Moshav Ha-Bonim was built on the remains of an ancient settlement, known as Kafr Lam during the Ottoman period, which is documented in historical sources. The name could be a disruption of the Crusader name Kafer Lia. The excavation (120 sq m) was conducted along the western slope of a kurkar ridge, which is c. 1 km east of the coastline. A quarry, a water reservoir from the Ottoman period and Muslim tombs were exposed (Fig. 1). Some 150 m west of the current excavation, a previously large excavation was conducted in the Ha-Bonim fortress (HA-ESI 114:30*–33*), revealing artifacts that dated to the Chalcolithic, Persian, Hellenistic, Roman and Byzantine periods, as well as the remains of a fortress that was used from the Umayyad until the Ottoman periods.
Stone Quarry(L812; 6×8 m). Quarrying and severance channels were discovered on several rock-hewn steps. The step-quarrying method was meant to facilitate the rock-cutting and the detachment of stones, providing easy access to all sides of the removed stone. The size of the steps was determined by the size of the quarried stones. Modern debris was mostly found in the fill of the quarry, which belonged to a series of ancient quarries that were located on the kurkar ridge in the vicinity of Moshav Ha-Bonim and mainly operated during the Byzantine period. Several of the quarries were later adapted for use as agricultural installations and burial caves.

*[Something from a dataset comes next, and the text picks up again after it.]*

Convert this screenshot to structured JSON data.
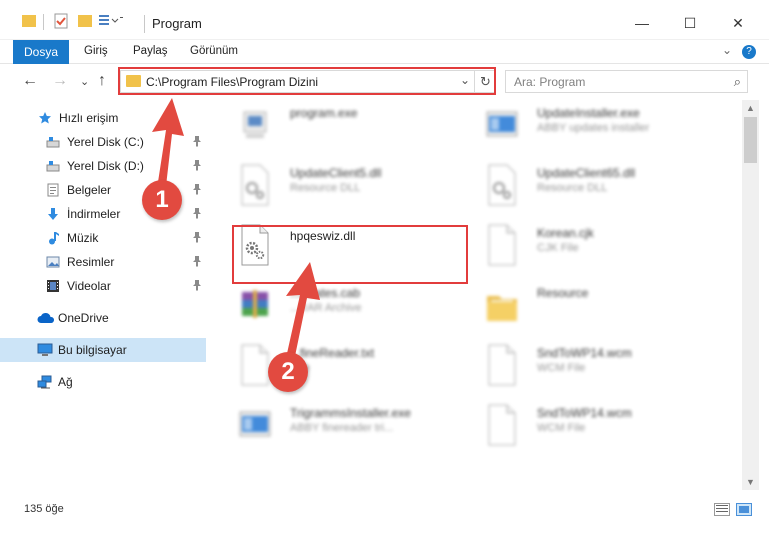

Water Reservoir. An L-shaped water reservoir (height 3 m) was exposed to the west of the quarry. It was built of ashlar stones and comprised two vaulted rectangular halls (A––3.6×6.0 m; B––3.0×3.4 m; Fig. 2). White plaster, which was applied to the interior side of the walls, contained potsherds that dated from the Roman until the Ottoman periods. These potsherds testify to the fact that the reservoir was built during the Ottoman period. An opening in the ceiling of each of the halls enabled the drawing of water from the halls. Soundings excavated in Hall A exposed bedrock that served as the reservoir’s floor (Loci 815, 816), at a depth of 0.2 m below surface. The reservoir was converted for use as a dwelling in a later phase, probably toward the end of the Ottoman period. The conversion necessitated alterations that included an opening and a large window in the western wall (Loci 822, 823; Fig. 3), as well as a partition wall between the two halls (W821). A similar reservoir was discovered in the excavation of the fortress nearby (HA-ESI 114:Fig. 46, Vault 22).
Tombs. South and west of the water reservoir, sixteen Muslim cist tombs were exposed (Loci 801–810, 813, 814, 817–820; Fig. 4); they were documented but not excavated. The tombs, generally oriented east–west, were built of mostly small fieldstones and a few ashlar stones. It seems that the tombs dated from the end of the Ottoman period until 1948, when the Arab village at the site was abandoned.